Work task: Return each line of the records holding the string "subtitle".

Material supplied:
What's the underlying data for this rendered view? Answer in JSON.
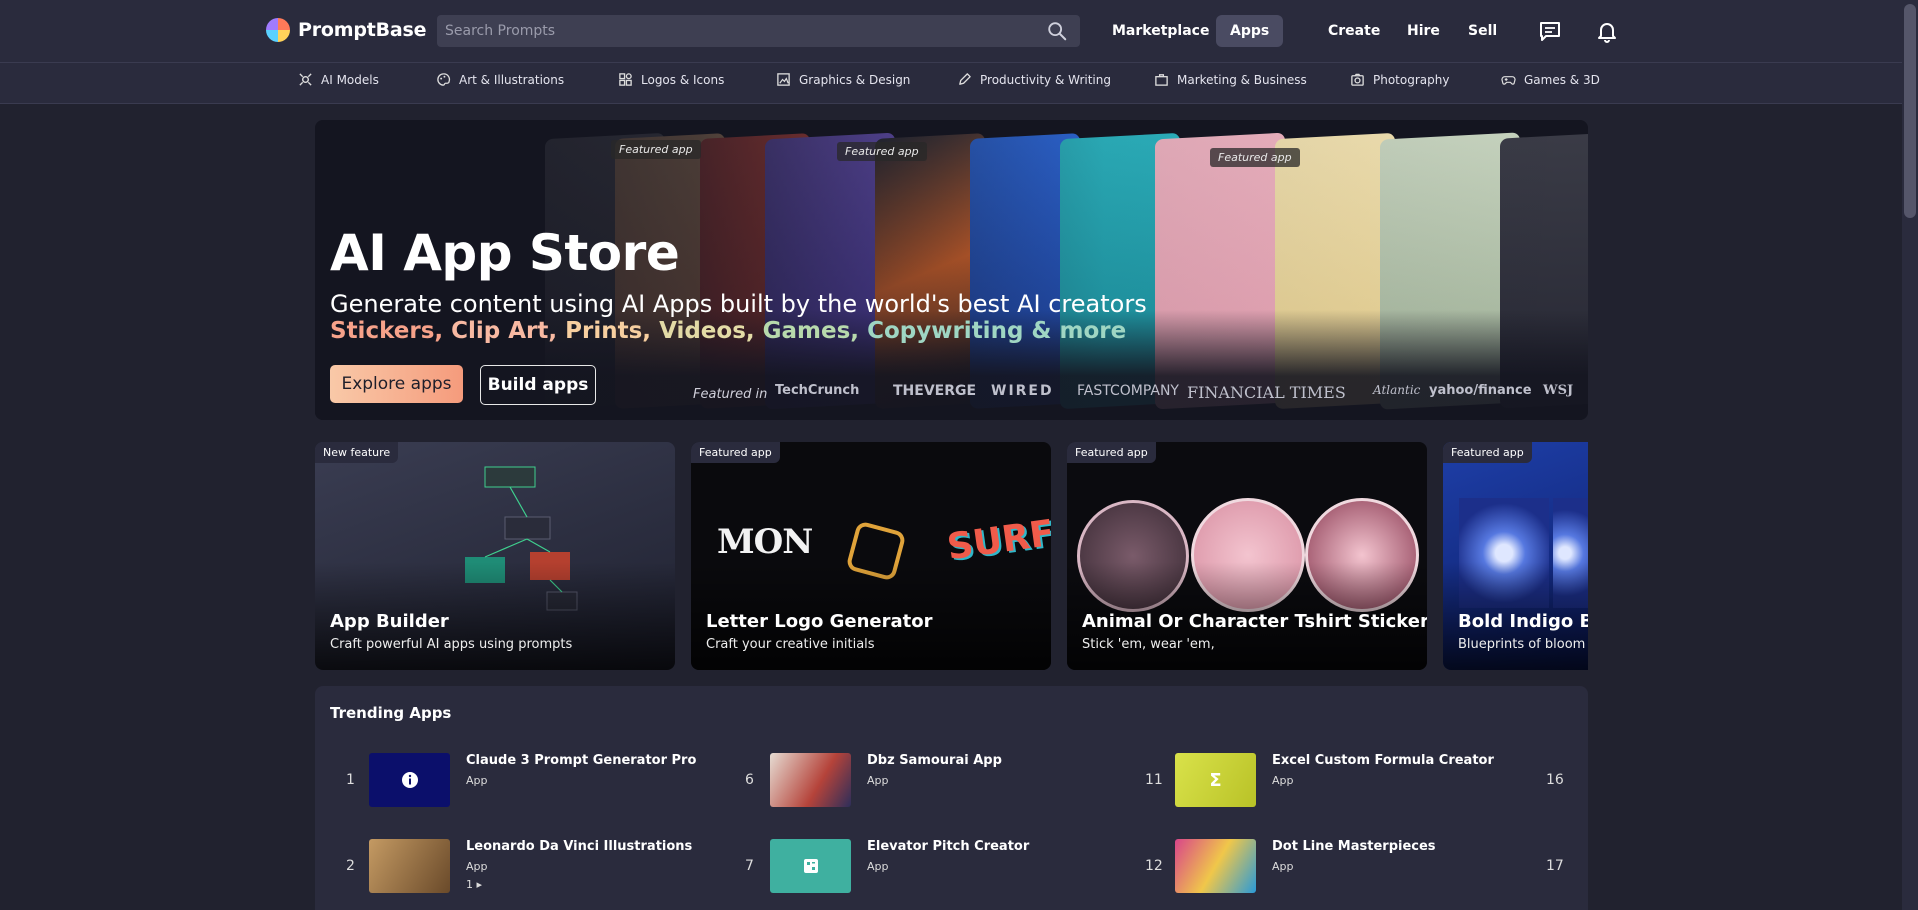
{
  "brand": {
    "name": "PromptBase"
  },
  "search": {
    "placeholder": "Search Prompts"
  },
  "nav": {
    "marketplace": "Marketplace",
    "apps": "Apps",
    "create": "Create",
    "hire": "Hire",
    "sell": "Sell"
  },
  "categories": [
    "AI Models",
    "Art & Illustrations",
    "Logos & Icons",
    "Graphics & Design",
    "Productivity & Writing",
    "Marketing & Business",
    "Photography",
    "Games & 3D"
  ],
  "hero": {
    "title": "AI App Store",
    "subtitle": "Generate content using AI Apps built by the world's best AI creators",
    "list": [
      "Stickers,",
      "Clip Art,",
      "Prints,",
      "Videos,",
      "Games,",
      "Copywriting & more"
    ],
    "list_colors": [
      "#f7a28a",
      "#f8b9a2",
      "#f7cfa0",
      "#e3dba6",
      "#b7d9ac",
      "#9fd6c3"
    ],
    "explore_label": "Explore apps",
    "build_label": "Build apps",
    "featured_in": "Featured in",
    "featured_tag": "Featured app",
    "press": [
      "TechCrunch",
      "THEVERGE",
      "WIRED",
      "FASTCOMPANY",
      "FINANCIAL TIMES",
      "Atlantic",
      "yahoo/finance",
      "WSJ"
    ]
  },
  "cards": [
    {
      "tag": "New feature",
      "title": "App Builder",
      "subtitle": "Craft powerful AI apps using prompts"
    },
    {
      "tag": "Featured app",
      "title": "Letter Logo Generator",
      "subtitle": "Craft your creative initials"
    },
    {
      "tag": "Featured app",
      "title": "Animal Or Character Tshirt Stickers",
      "subtitle": "Stick 'em, wear 'em,"
    },
    {
      "tag": "Featured app",
      "title": "Bold Indigo Bloo",
      "subtitle": "Blueprints of bloom b"
    }
  ],
  "trending": {
    "title": "Trending Apps",
    "items": [
      {
        "num": "1",
        "name": "Claude 3 Prompt Generator Pro",
        "kind": "App"
      },
      {
        "num": "2",
        "name": "Leonardo Da Vinci Illustrations",
        "kind": "App",
        "extra": "1 ▸"
      },
      {
        "num": "6",
        "name": "Dbz Samourai App",
        "kind": "App"
      },
      {
        "num": "7",
        "name": "Elevator Pitch Creator",
        "kind": "App"
      },
      {
        "num": "11",
        "name": "Excel Custom Formula Creator",
        "kind": "App"
      },
      {
        "num": "12",
        "name": "Dot Line Masterpieces",
        "kind": "App"
      },
      {
        "num": "16"
      },
      {
        "num": "17"
      }
    ]
  },
  "colors": {
    "bg": "#21222f",
    "bar": "#2a2b3d",
    "accent": "#f59b7c"
  }
}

Exercise output:
    "subtitle": "Generate content using AI Apps built by the world's best AI creators",
      "subtitle": "Craft powerful AI apps using prompts"
      "subtitle": "Craft your creative initials"
      "subtitle": "Stick 'em, wear 'em,"
      "subtitle": "Blueprints of bloom b"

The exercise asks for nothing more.